Tojo was ready to go to Japan for a tour in 2020, but the pandemic canceled his plans. Musically everything evaporated. A full-time musician since the age of 14, he said, “If I can’t play, I’d be dead.” Then the fire. “My house got burnt down, but I’m rebuilding on the same spot. I like this area. I came up here and saw the redwoods and said this is where I want to be.”
Called “fantastic” and “transcendent” by local fans, the internationally known fingerstyle guitar player, producer, and recording engineer developed his own style of fingering techniques influenced by the flamenco improvisational musical form. Layering subtle harmonies between acoustic and electric melodies, Tojo blends jazz, classical, and rock elements in his music. He rubbed elbows with members of Led Zeppelin back in the day and toured with big names like Lacy J Dalton. Over a career spanning 50 years he now enjoys creating an intimate presence as a solo artist or in a nuanced duo. Drummer Gary Kehoe, whom Tojo has known since the late 80s, is a go-to who creates the rhythmic canvas upon which Tojo can “kind of go crazy.”
A Life of Music
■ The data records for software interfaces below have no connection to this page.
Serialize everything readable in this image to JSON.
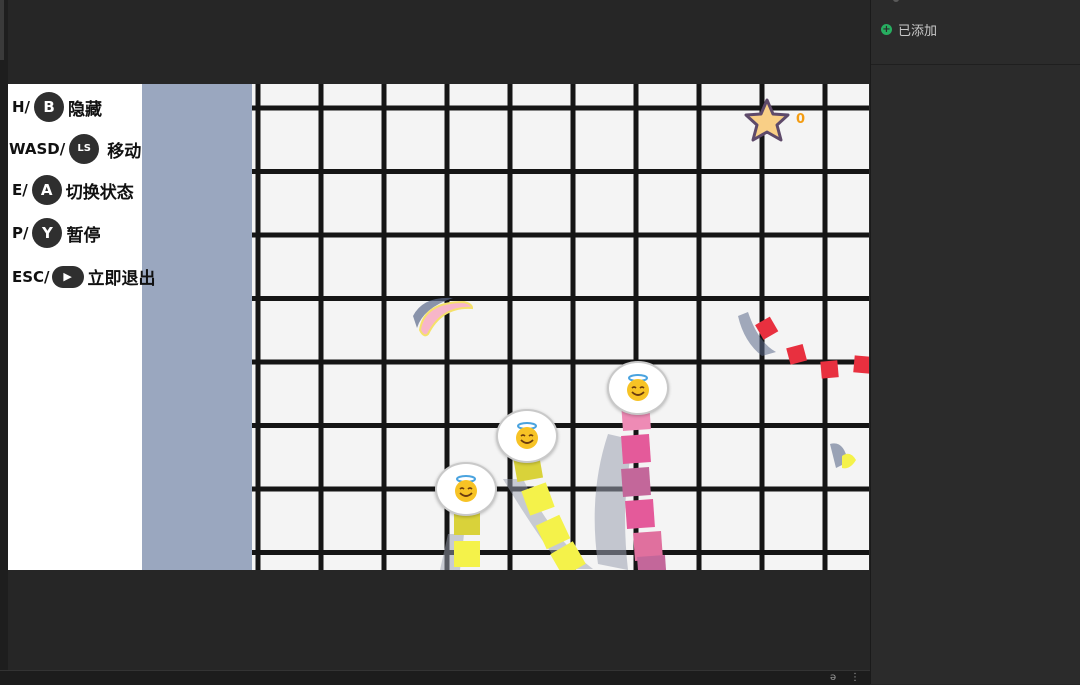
{
  "panel": {
    "added_label": "已添加",
    "added_icon": "plus-circle-icon"
  },
  "controls": [
    {
      "key": "H/",
      "button": "B",
      "label": "隐藏"
    },
    {
      "key": "WASD/",
      "button": "LS",
      "label": "移动"
    },
    {
      "key": "E/",
      "button": "A",
      "label": "切换状态"
    },
    {
      "key": "P/",
      "button": "Y",
      "label": "暂停"
    },
    {
      "key": "ESC/",
      "button": "▶",
      "label": "立即退出"
    }
  ],
  "hud": {
    "score": "0",
    "star_icon": "star-icon"
  },
  "players": [
    {
      "color": "#f4f24a",
      "face_icon": "smiling-face-with-halo-icon"
    },
    {
      "color": "#f4f24a",
      "face_icon": "smiling-face-with-halo-icon"
    },
    {
      "color": "#e45a9a",
      "face_icon": "smiling-face-with-halo-icon"
    }
  ],
  "colors": {
    "background": "#262626",
    "game_floor": "#f4f4f4",
    "grid_lines": "#151515",
    "blue_band": "#9aa7bf",
    "red_snake": "#e8303f",
    "yellow_snake": "#f4f24a",
    "pink_snake": "#e45a9a",
    "accent_green": "#27ae60",
    "score_orange": "#f39c12"
  }
}
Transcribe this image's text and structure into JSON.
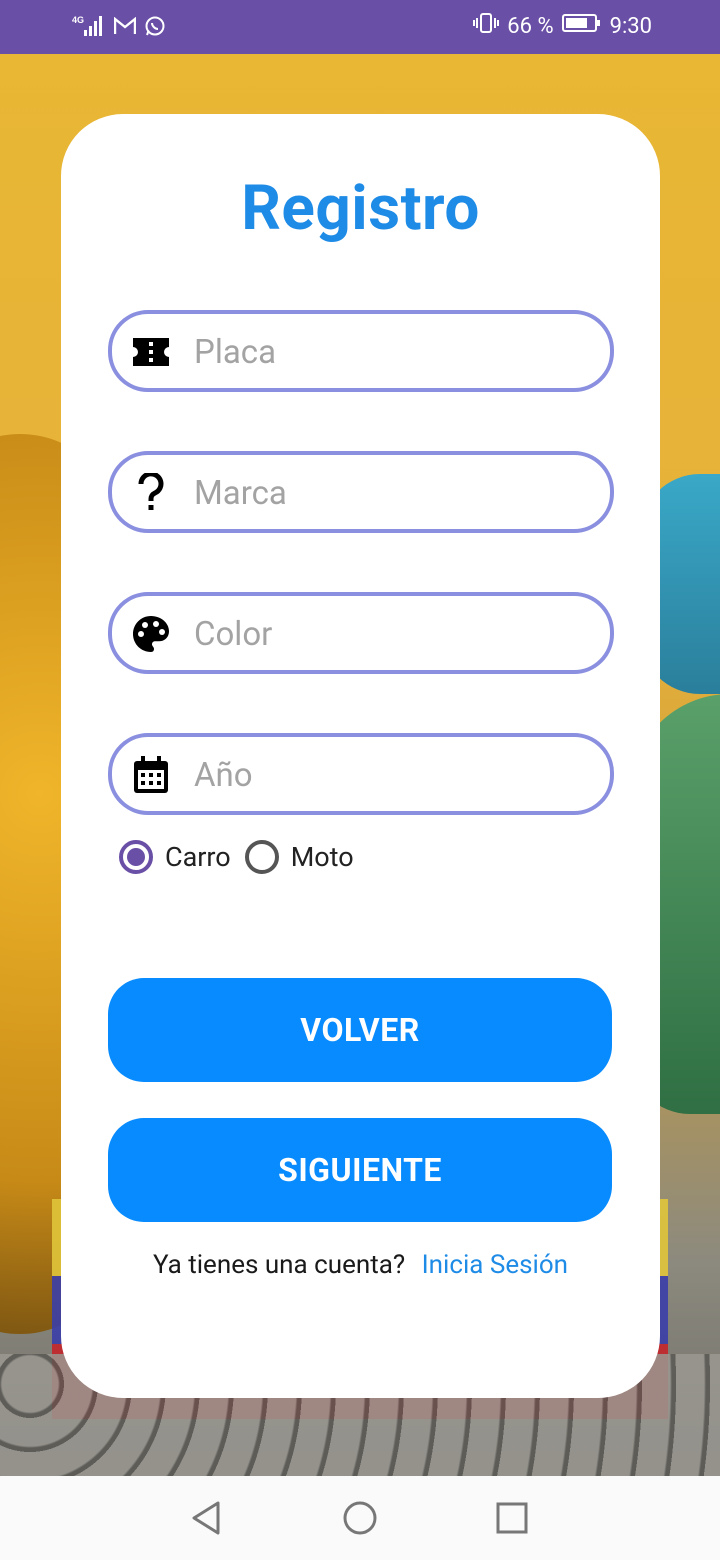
{
  "status_bar": {
    "network_label": "4G",
    "battery_percent": "66 %",
    "time": "9:30",
    "icons": [
      "signal-icon",
      "gmail-icon",
      "whatsapp-icon",
      "vibrate-icon",
      "battery-icon"
    ]
  },
  "form": {
    "title": "Registro",
    "fields": [
      {
        "name": "placa",
        "placeholder": "Placa",
        "icon": "ticket-icon",
        "value": ""
      },
      {
        "name": "marca",
        "placeholder": "Marca",
        "icon": "question-icon",
        "value": ""
      },
      {
        "name": "color",
        "placeholder": "Color",
        "icon": "palette-icon",
        "value": ""
      },
      {
        "name": "anio",
        "placeholder": "Año",
        "icon": "calendar-icon",
        "value": ""
      }
    ],
    "vehicle_type": {
      "options": [
        {
          "label": "Carro",
          "checked": true
        },
        {
          "label": "Moto",
          "checked": false
        }
      ]
    },
    "buttons": {
      "back_label": "VOLVER",
      "next_label": "SIGUIENTE"
    },
    "login_prompt": {
      "question": "Ya tienes una cuenta?",
      "link": "Inicia Sesión"
    }
  },
  "nav_bar": {
    "buttons": [
      "back-icon",
      "home-icon",
      "recents-icon"
    ]
  },
  "colors": {
    "status_bar": "#6a4fa6",
    "title": "#1e8be6",
    "field_border": "#8a8fe0",
    "button": "#078bff",
    "radio_checked": "#6a4fa6",
    "link": "#1e8be6"
  }
}
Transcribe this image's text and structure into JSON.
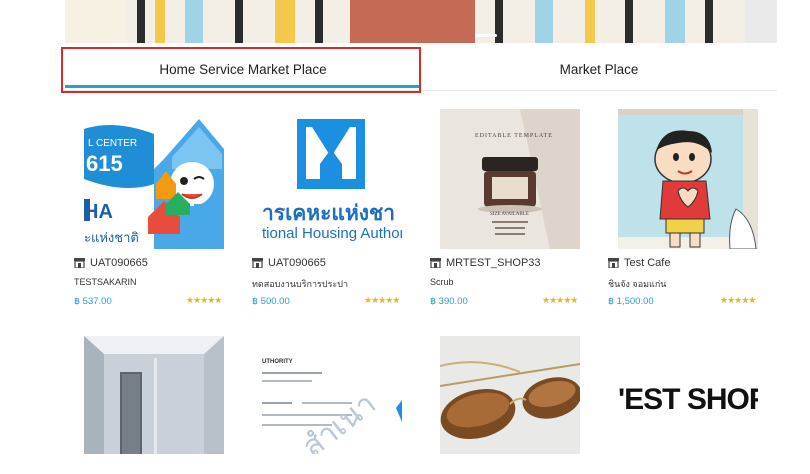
{
  "tabs": {
    "home_service": "Home Service Market Place",
    "market_place": "Market Place"
  },
  "products_row1": [
    {
      "shop": "UAT090665",
      "name": "TESTSAKARIN",
      "price": "฿ 537.00",
      "rating": "★★★★★",
      "thumb_text_1": "L CENTER",
      "thumb_text_2": "615",
      "thumb_text_3": "HA",
      "thumb_text_4": "ะแห่งชาติ"
    },
    {
      "shop": "UAT090665",
      "name": "ทดสอบงานบริการประปา",
      "price": "฿ 500.00",
      "rating": "★★★★★",
      "thumb_text_1": "ารเคหะแห่งชา",
      "thumb_text_2": "tional Housing Authori"
    },
    {
      "shop": "MRTEST_SHOP33",
      "name": "Scrub",
      "price": "฿ 390.00",
      "rating": "★★★★★",
      "thumb_text_1": "EDITABLE TEMPLATE",
      "thumb_text_2": "SIZE AVAILABLE"
    },
    {
      "shop": "Test Cafe",
      "name": "ชินจัง จอมแก่น",
      "price": "฿ 1,500.00",
      "rating": "★★★★★"
    }
  ],
  "products_row2": [
    {},
    {
      "thumb_text_1": "UTHORITY",
      "thumb_text_2": "สำเนา"
    },
    {},
    {
      "thumb_text_1": "'EST SHOF"
    }
  ],
  "colors": {
    "accent": "#24a4c6",
    "highlight": "#d52b2b",
    "price": "#2a9fc7",
    "stars": "#f2b01e"
  },
  "icons": {
    "shop": "store-icon"
  }
}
Yuji Tojo was born in Tokyo, Japan and spent his early teens following his older brother and his friends into the clubs where they all played music. “By the age of 14 in Japan, age doesn’t matter, you can play anywhere.” At 17, he and his mates were talking about all the great music in the world, so they formed an outfit with nine members and a horn section and began opening for famous bands coming from America and England like Herbie Hancock and Tower of Power. “We got to be pretty good,” he said. He started writing originals soon after. They made a TV show in Tokyo, performed a lot of concerts, and recorded a couple of albums. “Tokyo was all about hard rock in the 70s and good jazz,” he said. But Tojo was restless. “The young people in the clubs were drinking coffee or Scotch, smoking cigarettes. It was kind of boring. America had a more diverse music scene — rock was more exciting there.”
Tojo took off traveling and after an extended stay in India, ended up in Laguna Beach, California in 1979. Days were spent studying art and helping a buddy buy used Levi’s for a boutique clothing store; nights were spent playing reggae at The Sandpiper Lounge or The White House Bar along the Coast Highway. It was Tojo’s drummer who told him about a friend in Santa Cruz who was looking for a guitar player, so he drove up north, did the recording session, and fell in love with the Santa Cruz vibe.
Rebuilding a Dream
Along with Tojo’s home of 34 years, his Hill Studio for professional recording and where he taught music was also destroyed in the CZU Lightning Complex Fire of August 2020. The barn raising is underway through the genejjrosity and goodwill of a close network of friends. “My friends are helping me rebuild,” Tojo said. “It has been amazing and beautiful. It’s not just a money thing. It’s the kindness, the community. Santa Cruz is amazing. I love that, we have to keep that thing going on forever.”
Yuji Tojo plays at The Crow’s Nest on first and third Wednesdays and first Sundays at Davenport Roadhouse. Tojo will next be at the Roadhouse on Sunday, September 4 from 1:00 to 4:00 pm. Follow him on Facebook for upcoming shows.
Teaching the gift of music, Tojo’s Hill Studio is now accepting online bookings for live virtual music lessons in English and Japanese languages.
Featured photo by Julie Horner.
All other photos contributed by Yuji Tojo.